The new young dog is coming home, and just like a new baby needs a crib, a receiving blanket, diapers, and so on, a new puppy needs for you to have things on hand, too. Heres what they are.
The Scalp Relief formulas work in four ways to significantly improve the condition of the scalp and hair, from root to tip. Doctor-developed, clinically tested and consumer tested, both treatment formulas use a proprietary…Herbal Blend plus healthful vitamins and botanicals to effectively address skin irritation, naturally. So went a press release we received for a so-called natural shampoo & conditioner meant to treat skin irritations in dogs. The shampoo costs $11.75 for an 8-ounce container, as does the conditioner, for a total of $23.50. Are they worth it?
Its not just to keep your home free of tumbleweed. Without regular brushing, tangles and mats of hair will form. That not only can be uncomfortable for your dog but can also make it easier for skin infections to take hold. And once they do, they can prove difficult to treat without shaving the affected area, requiring time and money for visits to the vet to chart progress. Hair thats well taken care of, on the other hand, provides a good barrier against harmful bacteria and other pathogens.

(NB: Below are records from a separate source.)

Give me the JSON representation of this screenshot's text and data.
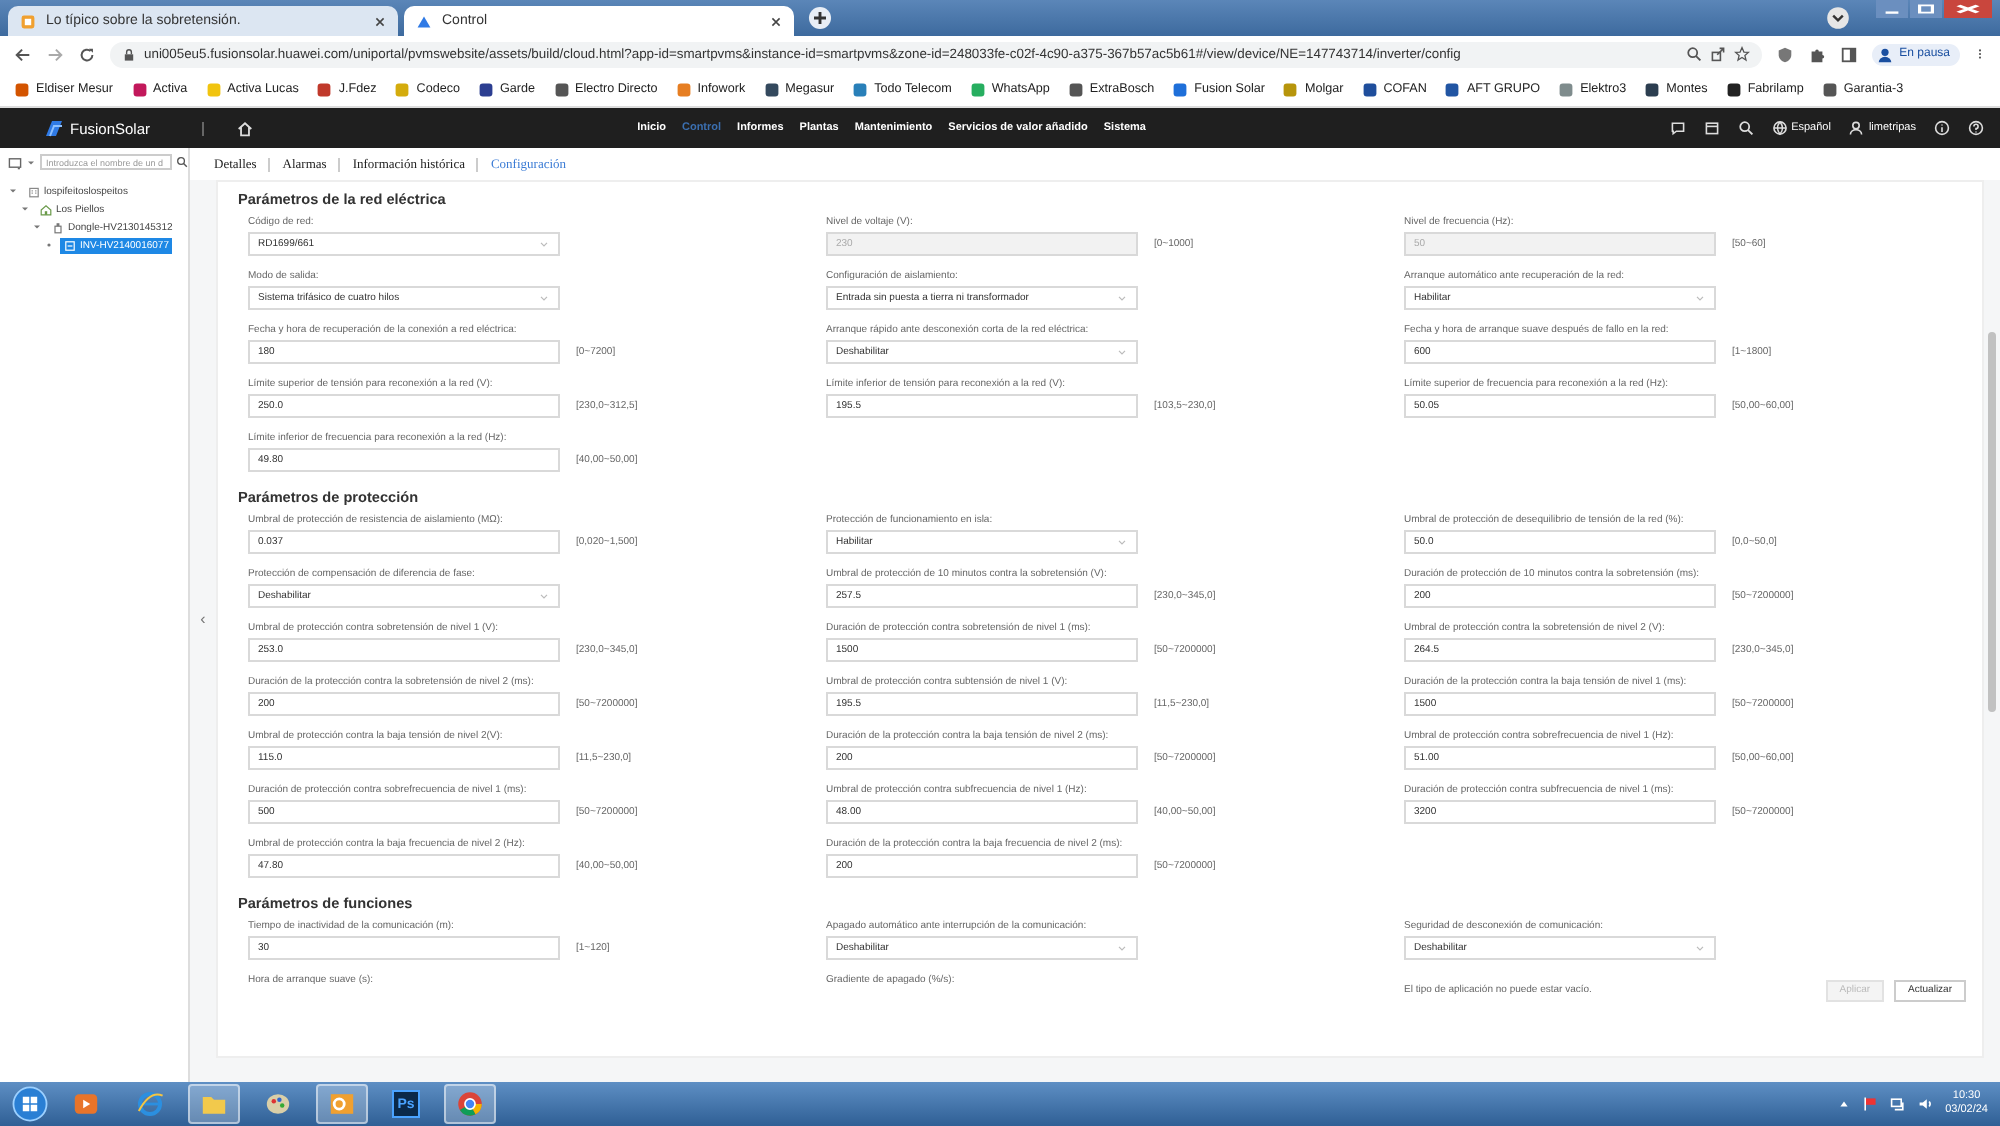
{
  "browser": {
    "tabs": [
      {
        "title": "Lo típico sobre la sobretensión.",
        "kind": "page",
        "selected": false
      },
      {
        "title": "Control",
        "kind": "app",
        "selected": true
      }
    ],
    "url": "uni005eu5.fusionsolar.huawei.com/uniportal/pvmswebsite/assets/build/cloud.html?app-id=smartpvms&instance-id=smartpvms&zone-id=248033fe-c02f-4c90-a375-367b57ac5b61#/view/device/NE=147743714/inverter/config",
    "profile": "En pausa",
    "bookmarks": [
      {
        "label": "Eldiser Mesur",
        "color": "#d35400"
      },
      {
        "label": "Activa",
        "color": "#c2185b"
      },
      {
        "label": "Activa Lucas",
        "color": "#f1c40f"
      },
      {
        "label": "J.Fdez",
        "color": "#c0392b"
      },
      {
        "label": "Codeco",
        "color": "#d4ac0d"
      },
      {
        "label": "Garde",
        "color": "#2c3e91"
      },
      {
        "label": "Electro Directo",
        "color": "#555555"
      },
      {
        "label": "Infowork",
        "color": "#e67e22"
      },
      {
        "label": "Megasur",
        "color": "#34495e"
      },
      {
        "label": "Todo Telecom",
        "color": "#2980b9"
      },
      {
        "label": "WhatsApp",
        "color": "#27ae60"
      },
      {
        "label": "ExtraBosch",
        "color": "#555555"
      },
      {
        "label": "Fusion Solar",
        "color": "#1e6fd9"
      },
      {
        "label": "Molgar",
        "color": "#b7950b"
      },
      {
        "label": "COFAN",
        "color": "#1f4e9c"
      },
      {
        "label": "AFT GRUPO",
        "color": "#2155a3"
      },
      {
        "label": "Elektro3",
        "color": "#7f8c8d"
      },
      {
        "label": "Montes",
        "color": "#2c3e50"
      },
      {
        "label": "Fabrilamp",
        "color": "#222222"
      },
      {
        "label": "Garantia-3",
        "color": "#555555"
      }
    ]
  },
  "app": {
    "logo": "FusionSolar",
    "nav": [
      {
        "label": "Inicio",
        "selected": false
      },
      {
        "label": "Control",
        "selected": true
      },
      {
        "label": "Informes",
        "selected": false
      },
      {
        "label": "Plantas",
        "selected": false
      },
      {
        "label": "Mantenimiento",
        "selected": false
      },
      {
        "label": "Servicios de valor añadido",
        "selected": false
      },
      {
        "label": "Sistema",
        "selected": false
      }
    ],
    "language": "Español",
    "user": "limetripas"
  },
  "sidebar": {
    "search_placeholder": "Introduzca el nombre de un d",
    "tree": [
      {
        "label": "lospifeitoslospeitos",
        "kind": "company",
        "expanded": true,
        "selected": false,
        "children": [
          {
            "label": "Los Piellos",
            "kind": "plant",
            "expanded": true,
            "selected": false,
            "children": [
              {
                "label": "Dongle-HV2130145312",
                "kind": "dongle",
                "expanded": true,
                "selected": false,
                "children": [
                  {
                    "label": "INV-HV2140016077",
                    "kind": "inverter",
                    "selected": true
                  }
                ]
              }
            ]
          }
        ]
      }
    ],
    "collapse_glyph": "‹"
  },
  "subtabs": [
    {
      "label": "Detalles",
      "selected": false
    },
    {
      "label": "Alarmas",
      "selected": false
    },
    {
      "label": "Información histórica",
      "selected": false
    },
    {
      "label": "Configuración",
      "selected": true
    }
  ],
  "sections": [
    {
      "title": "Parámetros de la red eléctrica",
      "fields": [
        {
          "label": "Código de red:",
          "kind": "select",
          "value": "RD1699/661",
          "disabled": false
        },
        {
          "label": "Nivel de voltaje (V):",
          "kind": "input",
          "value": "230",
          "range": "[0~1000]",
          "disabled": true
        },
        {
          "label": "Nivel de frecuencia (Hz):",
          "kind": "input",
          "value": "50",
          "range": "[50~60]",
          "disabled": true
        },
        {
          "label": "Modo de salida:",
          "kind": "select",
          "value": "Sistema trifásico de cuatro hilos",
          "disabled": false
        },
        {
          "label": "Configuración de aislamiento:",
          "kind": "select",
          "value": "Entrada sin puesta a tierra ni transformador",
          "disabled": false
        },
        {
          "label": "Arranque automático ante recuperación de la red:",
          "kind": "select",
          "value": "Habilitar",
          "disabled": false
        },
        {
          "label": "Fecha y hora de recuperación de la conexión a red eléctrica:",
          "kind": "input",
          "value": "180",
          "range": "[0~7200]",
          "disabled": false
        },
        {
          "label": "Arranque rápido ante desconexión corta de la red eléctrica:",
          "kind": "select",
          "value": "Deshabilitar",
          "disabled": false
        },
        {
          "label": "Fecha y hora de arranque suave después de fallo en la red:",
          "kind": "input",
          "value": "600",
          "range": "[1~1800]",
          "disabled": false
        },
        {
          "label": "Límite superior de tensión para reconexión a la red (V):",
          "kind": "input",
          "value": "250.0",
          "range": "[230,0~312,5]",
          "disabled": false
        },
        {
          "label": "Límite inferior de tensión para reconexión a la red (V):",
          "kind": "input",
          "value": "195.5",
          "range": "[103,5~230,0]",
          "disabled": false
        },
        {
          "label": "Límite superior de frecuencia para reconexión a la red (Hz):",
          "kind": "input",
          "value": "50.05",
          "range": "[50,00~60,00]",
          "disabled": false
        },
        {
          "label": "Límite inferior de frecuencia para reconexión a la red (Hz):",
          "kind": "input",
          "value": "49.80",
          "range": "[40,00~50,00]",
          "disabled": false
        }
      ]
    },
    {
      "title": "Parámetros de protección",
      "fields": [
        {
          "label": "Umbral de protección de resistencia de aislamiento (MΩ):",
          "kind": "input",
          "value": "0.037",
          "range": "[0,020~1,500]",
          "disabled": false
        },
        {
          "label": "Protección de funcionamiento en isla:",
          "kind": "select",
          "value": "Habilitar",
          "disabled": false
        },
        {
          "label": "Umbral de protección de desequilibrio de tensión de la red (%):",
          "kind": "input",
          "value": "50.0",
          "range": "[0,0~50,0]",
          "disabled": false
        },
        {
          "label": "Protección de compensación de diferencia de fase:",
          "kind": "select",
          "value": "Deshabilitar",
          "disabled": false
        },
        {
          "label": "Umbral de protección de 10 minutos contra la sobretensión (V):",
          "kind": "input",
          "value": "257.5",
          "range": "[230,0~345,0]",
          "disabled": false
        },
        {
          "label": "Duración de protección de 10 minutos contra la sobretensión (ms):",
          "kind": "input",
          "value": "200",
          "range": "[50~7200000]",
          "disabled": false
        },
        {
          "label": "Umbral de protección contra sobretensión de nivel 1 (V):",
          "kind": "input",
          "value": "253.0",
          "range": "[230,0~345,0]",
          "disabled": false
        },
        {
          "label": "Duración de protección contra sobretensión de nivel 1 (ms):",
          "kind": "input",
          "value": "1500",
          "range": "[50~7200000]",
          "disabled": false
        },
        {
          "label": "Umbral de protección contra la sobretensión de nivel 2 (V):",
          "kind": "input",
          "value": "264.5",
          "range": "[230,0~345,0]",
          "disabled": false
        },
        {
          "label": "Duración de la protección contra la sobretensión de nivel 2 (ms):",
          "kind": "input",
          "value": "200",
          "range": "[50~7200000]",
          "disabled": false
        },
        {
          "label": "Umbral de protección contra subtensión de nivel 1 (V):",
          "kind": "input",
          "value": "195.5",
          "range": "[11,5~230,0]",
          "disabled": false
        },
        {
          "label": "Duración de la protección contra la baja tensión de nivel 1 (ms):",
          "kind": "input",
          "value": "1500",
          "range": "[50~7200000]",
          "disabled": false
        },
        {
          "label": "Umbral de protección contra la baja tensión de nivel 2(V):",
          "kind": "input",
          "value": "115.0",
          "range": "[11,5~230,0]",
          "disabled": false
        },
        {
          "label": "Duración de la protección contra la baja tensión de nivel 2 (ms):",
          "kind": "input",
          "value": "200",
          "range": "[50~7200000]",
          "disabled": false
        },
        {
          "label": "Umbral de protección contra sobrefrecuencia de nivel 1 (Hz):",
          "kind": "input",
          "value": "51.00",
          "range": "[50,00~60,00]",
          "disabled": false
        },
        {
          "label": "Duración de protección contra sobrefrecuencia de nivel 1 (ms):",
          "kind": "input",
          "value": "500",
          "range": "[50~7200000]",
          "disabled": false
        },
        {
          "label": "Umbral de protección contra subfrecuencia de nivel 1 (Hz):",
          "kind": "input",
          "value": "48.00",
          "range": "[40,00~50,00]",
          "disabled": false
        },
        {
          "label": "Duración de protección contra subfrecuencia de nivel 1 (ms):",
          "kind": "input",
          "value": "3200",
          "range": "[50~7200000]",
          "disabled": false
        },
        {
          "label": "Umbral de protección contra la baja frecuencia de nivel 2 (Hz):",
          "kind": "input",
          "value": "47.80",
          "range": "[40,00~50,00]",
          "disabled": false
        },
        {
          "label": "Duración de la protección contra la baja frecuencia de nivel 2 (ms):",
          "kind": "input",
          "value": "200",
          "range": "[50~7200000]",
          "disabled": false
        }
      ]
    },
    {
      "title": "Parámetros de funciones",
      "fields": [
        {
          "label": "Tiempo de inactividad de la comunicación (m):",
          "kind": "input",
          "value": "30",
          "range": "[1~120]",
          "disabled": false
        },
        {
          "label": "Apagado automático ante interrupción de la comunicación:",
          "kind": "select",
          "value": "Deshabilitar",
          "disabled": false
        },
        {
          "label": "Seguridad de desconexión de comunicación:",
          "kind": "select",
          "value": "Deshabilitar",
          "disabled": false
        },
        {
          "label": "Hora de arranque suave (s):",
          "kind": "label"
        },
        {
          "label": "Gradiente de apagado (%/s):",
          "kind": "label"
        },
        {
          "label": "El tipo de aplicación no puede estar vacío.",
          "kind": "message"
        }
      ],
      "buttons": [
        {
          "label": "Aplicar",
          "disabled": true
        },
        {
          "label": "Actualizar",
          "disabled": false
        }
      ]
    }
  ],
  "taskbar": {
    "apps": [
      {
        "kind": "media",
        "selected": false
      },
      {
        "kind": "browser-e",
        "selected": false
      },
      {
        "kind": "folder",
        "selected": true
      },
      {
        "kind": "paint",
        "selected": false
      },
      {
        "kind": "mail",
        "selected": true
      },
      {
        "kind": "photo",
        "label": "Ps",
        "selected": false
      },
      {
        "kind": "chrome",
        "selected": true
      }
    ],
    "time": "10:30",
    "date": "03/02/24"
  }
}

No, this dog doesnt have two noses. The nostrils on some dog breeds are separated by a band of skin and fur that divide the nose in half from its center all the way to the upper lip.
Hairless dogs have been enjoying a resurgence in popularity, says Tufts veterinary dermatologist Lluis Ferrer, DVM, PhD, DECVD, because a lot of people are concerned about allergies to dogs and hair shedding. They are also beautiful. We especially see quite a number of Chinese crested dogs, although the two other hairless breeds - the Mexican and Peruvian hairless, are popular, too.
Dogs, just like people, can become uncomfortably cold in the dead of winter. Sometimes you can tell - they shiver just like we do, an action used to generate heat. Or they whine or appear anxious and perhaps look for a warm place to burrow. But sometimes there are no outward signs. A lot of dogs are stoic. With that in mind:
Okay, I admit it. Franklin has been banished from the dog-friendly park closest to my house. Or, to put it more accurately, I promised the animal control offer I wouldnt take him there off leash anymore. One too many people tired of his yelling at them when he smelled treats in their pockets. One too many people lost patience with him jumping all over their cars as they crawled to a halt. And quite frankly, one too many dog owners - me - never cottoned to writing checks to fellow park goers to have Franklins nail scratches buffed out of their vehicles. (The big, goofy - all right, obnoxious - idiot is yelling out the window downstairs as I type this, no doubt from the couch where he stands sentry. Some interloper is probably passing the house with another dog.)
Rosie hates having her harness put on before we get in the car for the drive to the dog park. I literally have to chase her around the house to get the thing around her. One of the things she probably resents most is that Franklin, my other dog, gets to roam freely once we reach the park while she must remain tethered to me the entire time. Franklin, a border collie, is a…
Dandruff is a complex topic. If you see dandruff, something is abnormal. You are not supposed to be able to observe it on your dogs body. Very mild dandruff on black dogs can be acceptable because white flecks on black hair can be a little more prominent. But thats it. In general, dandruff scales are not seen on healthy dogs.
If your dog has dandruff and the cause is not a skin condition or a nutrient deficiency but rather simply a genetic predisposition, more frequent bathing will not get rid of the problem.
Just because it's natural doesn't mean it's good for you - or your dog. For better or worse, the trend never went away. Here are some natural remedies touted as beneficial to your dog that you should run by your veterinarian before considering administering, just like any other pharmaceutical.
In certain ways, Franklin and Rosie are dainty sorts. They both hate the water and will step around even the most shallow of puddles to avoid wetting their paws. But Franklin in particular, even way past puppyhood at the age of five, still likes to roll around in God knows what. Just the other day he came back to me after running off near a cove, happy-eyed and clearly reeking of - I kid…